The themes of Metamorphoses made it an unlikely addition to the canon of improving literature deployed in England’s grammar schools, but it was a key teaching text from the sixteenth century onwards. Ovid’s chief English champion Arthur Golding could hardly deny that they were ‘outwardly most pleasant tales and delectable histories’ (‘pleasant’ carrying much more salacious implication than it does now) but he attempted in his preface to argue that the stories were also ‘fraughted inwardly with most pithy instructions and wholesome examples’.
Golding’s laundering was part of a long tradition of finding in Ovid a morality consistent with much chillier Christian ethics, a seemingly awkward fit made slightly easier by the apparent overlap between Ovid’s description of the beginning of the world and the story of Genesis (Golding understands the classical Golden Age as ‘Adam’s time in Paradise’, and Ovid’s description in Book 1 of a cataclysmic flood as a colourful interpretation of the story of Noah and his ark). For Golding, the stories appear as cautionary tales for the respectable English reader, whereby we might, for example, ‘learn by Icarus how good it is to be / In mean estate and not to climb too high’ (In Book 8, Icarus attempts to fly with wings fashioned by his father Daedalus, but he veers too close to the sun and plummets to the ground when the wax holding down his feathers melts away).
It’s hard to believe that readers like Shakespeare paid much attention to the allegedly virtuous lessons in Metamorphoses, but an unearned reputation for morality allowed this sexually explicit and thematically disturbing work to remain in active use in classrooms, universities and among general readers. It’s possible Shakespeare owned his own copy from a young age: a Latin edition of 1502, printed in Venice, survives in the Bodleian Library in Oxford with the frustratingly vague signature ‘Wm She’ and the unverifiable assertion, dated 1682, that ‘this little book of Ovid was given to me by W. Hall who said it was once Will Shakespeare’s’ (perhaps the inscription represents a bequest within the wider family of William’s future son-in-law, John Hall).

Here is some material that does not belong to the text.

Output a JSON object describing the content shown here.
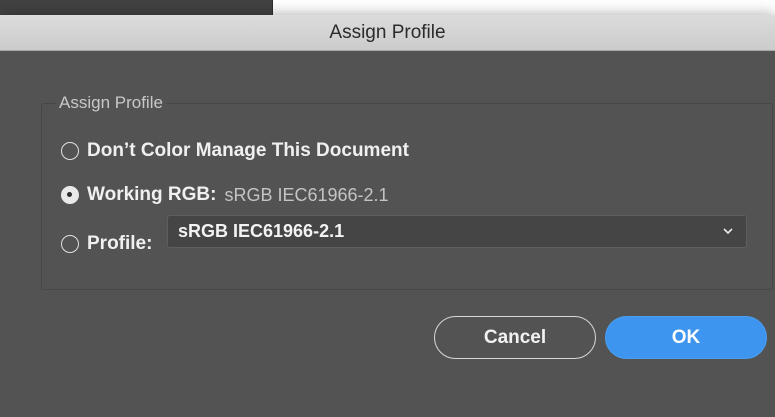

‘An unearned reputation for morality allowed this [Metamorphoses] sexually explicit and thematically disturbing work to remain in active use in classrooms, universities and among general readers’
Ovid’s polymorphous imagination made a strong impression on Shakespeare. The story of Philomel and Tereus (Book 6) reappeared in his early tragedy Titus Andronicus (c. 1589), written in part-collaboration with George Peele: the savage cycle of deception, rape, dismemberment, and retributory cannibalism that makes the play so disturbing is lifted wholesale from Ovid. Pyramus and Thisbe, one of the inspirations for Romeo and Juliet and the source for the mechanicals’ play before the Athenian court in A Midsummer Night’s Dream, appear in Book 4. Venus and Adonis, the subjects of his first published poetry, have their unhappy history relayed in Book 10. Even in the last years of his career, Metamorphoses was a touchstone: in Cymbeline, Imogen is reading her copy in bed in the moments before her privacy is invaded by the malign Iachimo.
As Metamorphoses hits the Sam Wanamaker Playhouse stage in a new version by writers-in-residence Sami Ibrahim, Laura Lomas and Sabrina Mahfouz, we’re continuing a very long tradition of reinterpreting, challenging, and writing back to one of the world’s most compellingly provocative works.